Task description: Examine the entries and show every line in which the word "JSON" is found.
▬▬▬▬▬▬
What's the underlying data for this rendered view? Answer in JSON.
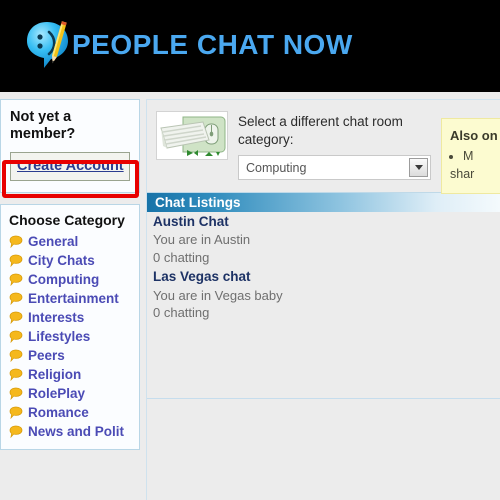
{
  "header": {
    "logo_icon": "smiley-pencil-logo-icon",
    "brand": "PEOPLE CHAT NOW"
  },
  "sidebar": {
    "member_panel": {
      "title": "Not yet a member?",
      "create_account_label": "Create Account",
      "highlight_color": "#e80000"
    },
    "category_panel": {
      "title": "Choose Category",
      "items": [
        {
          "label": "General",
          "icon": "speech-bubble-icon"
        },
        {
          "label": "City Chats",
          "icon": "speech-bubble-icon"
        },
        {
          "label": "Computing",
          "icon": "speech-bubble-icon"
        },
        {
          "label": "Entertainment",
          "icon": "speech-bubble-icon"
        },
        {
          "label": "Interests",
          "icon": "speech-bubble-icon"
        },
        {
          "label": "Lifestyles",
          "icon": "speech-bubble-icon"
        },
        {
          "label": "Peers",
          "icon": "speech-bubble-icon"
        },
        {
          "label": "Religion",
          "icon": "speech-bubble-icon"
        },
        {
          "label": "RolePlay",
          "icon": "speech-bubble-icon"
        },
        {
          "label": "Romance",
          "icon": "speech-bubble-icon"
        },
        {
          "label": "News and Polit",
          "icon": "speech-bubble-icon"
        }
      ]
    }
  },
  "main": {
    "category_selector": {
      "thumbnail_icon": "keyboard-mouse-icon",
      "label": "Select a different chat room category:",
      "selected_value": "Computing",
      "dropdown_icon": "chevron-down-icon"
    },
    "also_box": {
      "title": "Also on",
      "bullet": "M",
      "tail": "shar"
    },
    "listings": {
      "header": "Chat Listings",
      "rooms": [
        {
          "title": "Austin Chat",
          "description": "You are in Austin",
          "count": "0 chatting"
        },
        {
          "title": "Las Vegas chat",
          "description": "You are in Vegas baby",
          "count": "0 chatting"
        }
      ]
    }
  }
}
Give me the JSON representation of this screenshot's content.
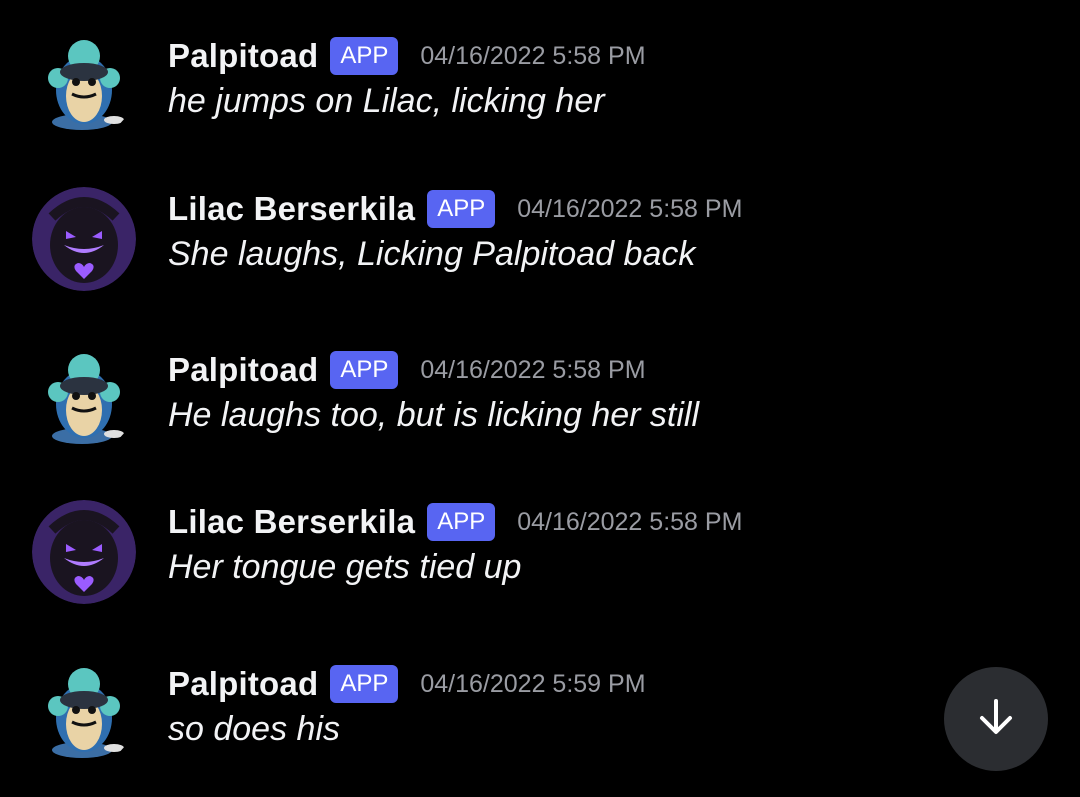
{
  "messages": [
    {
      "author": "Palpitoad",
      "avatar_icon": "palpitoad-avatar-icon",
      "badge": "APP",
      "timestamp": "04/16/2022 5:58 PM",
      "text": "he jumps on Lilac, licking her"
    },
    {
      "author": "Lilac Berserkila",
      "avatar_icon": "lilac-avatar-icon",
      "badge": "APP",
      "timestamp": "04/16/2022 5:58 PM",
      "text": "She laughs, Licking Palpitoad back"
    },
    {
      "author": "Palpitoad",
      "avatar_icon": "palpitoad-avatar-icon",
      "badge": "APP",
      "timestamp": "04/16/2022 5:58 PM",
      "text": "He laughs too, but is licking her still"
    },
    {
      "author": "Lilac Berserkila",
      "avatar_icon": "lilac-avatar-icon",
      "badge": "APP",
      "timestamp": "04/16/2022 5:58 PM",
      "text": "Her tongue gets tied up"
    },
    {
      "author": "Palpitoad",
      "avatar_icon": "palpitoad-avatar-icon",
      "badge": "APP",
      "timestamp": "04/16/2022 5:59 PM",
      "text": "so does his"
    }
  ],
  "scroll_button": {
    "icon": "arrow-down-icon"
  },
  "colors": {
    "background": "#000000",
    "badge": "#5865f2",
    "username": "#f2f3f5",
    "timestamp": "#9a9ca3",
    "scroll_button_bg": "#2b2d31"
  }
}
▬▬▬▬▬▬
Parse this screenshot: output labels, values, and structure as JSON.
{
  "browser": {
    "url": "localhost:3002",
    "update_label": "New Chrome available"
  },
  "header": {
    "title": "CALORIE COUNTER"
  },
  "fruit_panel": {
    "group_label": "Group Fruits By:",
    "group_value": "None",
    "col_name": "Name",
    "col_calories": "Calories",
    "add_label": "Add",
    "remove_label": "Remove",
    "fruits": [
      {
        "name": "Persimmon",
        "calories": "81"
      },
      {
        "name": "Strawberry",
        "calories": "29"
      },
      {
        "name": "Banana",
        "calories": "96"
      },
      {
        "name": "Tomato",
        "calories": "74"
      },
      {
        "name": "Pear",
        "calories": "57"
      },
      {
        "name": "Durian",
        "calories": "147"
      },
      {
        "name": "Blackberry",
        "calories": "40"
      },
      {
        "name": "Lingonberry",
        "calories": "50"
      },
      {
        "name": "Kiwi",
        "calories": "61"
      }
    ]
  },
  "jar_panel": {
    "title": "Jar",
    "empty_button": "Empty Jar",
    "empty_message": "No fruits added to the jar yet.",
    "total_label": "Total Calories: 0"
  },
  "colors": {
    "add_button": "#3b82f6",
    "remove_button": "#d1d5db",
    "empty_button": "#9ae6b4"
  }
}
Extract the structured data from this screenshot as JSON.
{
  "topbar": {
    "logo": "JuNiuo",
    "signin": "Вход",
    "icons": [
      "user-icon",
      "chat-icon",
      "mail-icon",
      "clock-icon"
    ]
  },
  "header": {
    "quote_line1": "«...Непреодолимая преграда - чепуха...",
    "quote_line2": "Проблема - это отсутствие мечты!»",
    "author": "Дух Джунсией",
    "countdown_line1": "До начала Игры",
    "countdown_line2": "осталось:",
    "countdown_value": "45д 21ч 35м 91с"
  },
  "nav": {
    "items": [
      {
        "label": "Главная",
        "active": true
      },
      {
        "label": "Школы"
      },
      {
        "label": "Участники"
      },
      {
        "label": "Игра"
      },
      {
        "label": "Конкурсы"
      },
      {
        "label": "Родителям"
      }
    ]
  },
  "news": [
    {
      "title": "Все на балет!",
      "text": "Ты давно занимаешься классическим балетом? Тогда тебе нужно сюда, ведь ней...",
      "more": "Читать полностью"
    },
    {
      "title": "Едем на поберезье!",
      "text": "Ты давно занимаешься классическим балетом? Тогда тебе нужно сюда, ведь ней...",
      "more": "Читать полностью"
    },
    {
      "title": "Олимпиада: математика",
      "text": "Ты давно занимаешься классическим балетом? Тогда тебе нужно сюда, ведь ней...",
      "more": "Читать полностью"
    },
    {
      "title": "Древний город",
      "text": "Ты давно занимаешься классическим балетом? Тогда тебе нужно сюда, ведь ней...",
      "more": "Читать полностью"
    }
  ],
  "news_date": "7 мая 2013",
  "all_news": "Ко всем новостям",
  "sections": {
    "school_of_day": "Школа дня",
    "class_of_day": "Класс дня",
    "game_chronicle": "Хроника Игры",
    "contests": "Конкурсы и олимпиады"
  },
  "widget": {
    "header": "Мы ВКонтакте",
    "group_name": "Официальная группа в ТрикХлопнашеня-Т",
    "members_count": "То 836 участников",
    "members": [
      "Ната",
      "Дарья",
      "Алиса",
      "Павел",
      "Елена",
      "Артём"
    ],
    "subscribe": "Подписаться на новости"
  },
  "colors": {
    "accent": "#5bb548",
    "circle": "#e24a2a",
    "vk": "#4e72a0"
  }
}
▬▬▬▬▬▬
Exercise output:
What's the underlying data for this rendered view? Answer in JSON.
Give me the JSON representation of this screenshot's content.
Parse this screenshot: output labels, values, and structure as JSON.
Extract the structured data from this screenshot as JSON.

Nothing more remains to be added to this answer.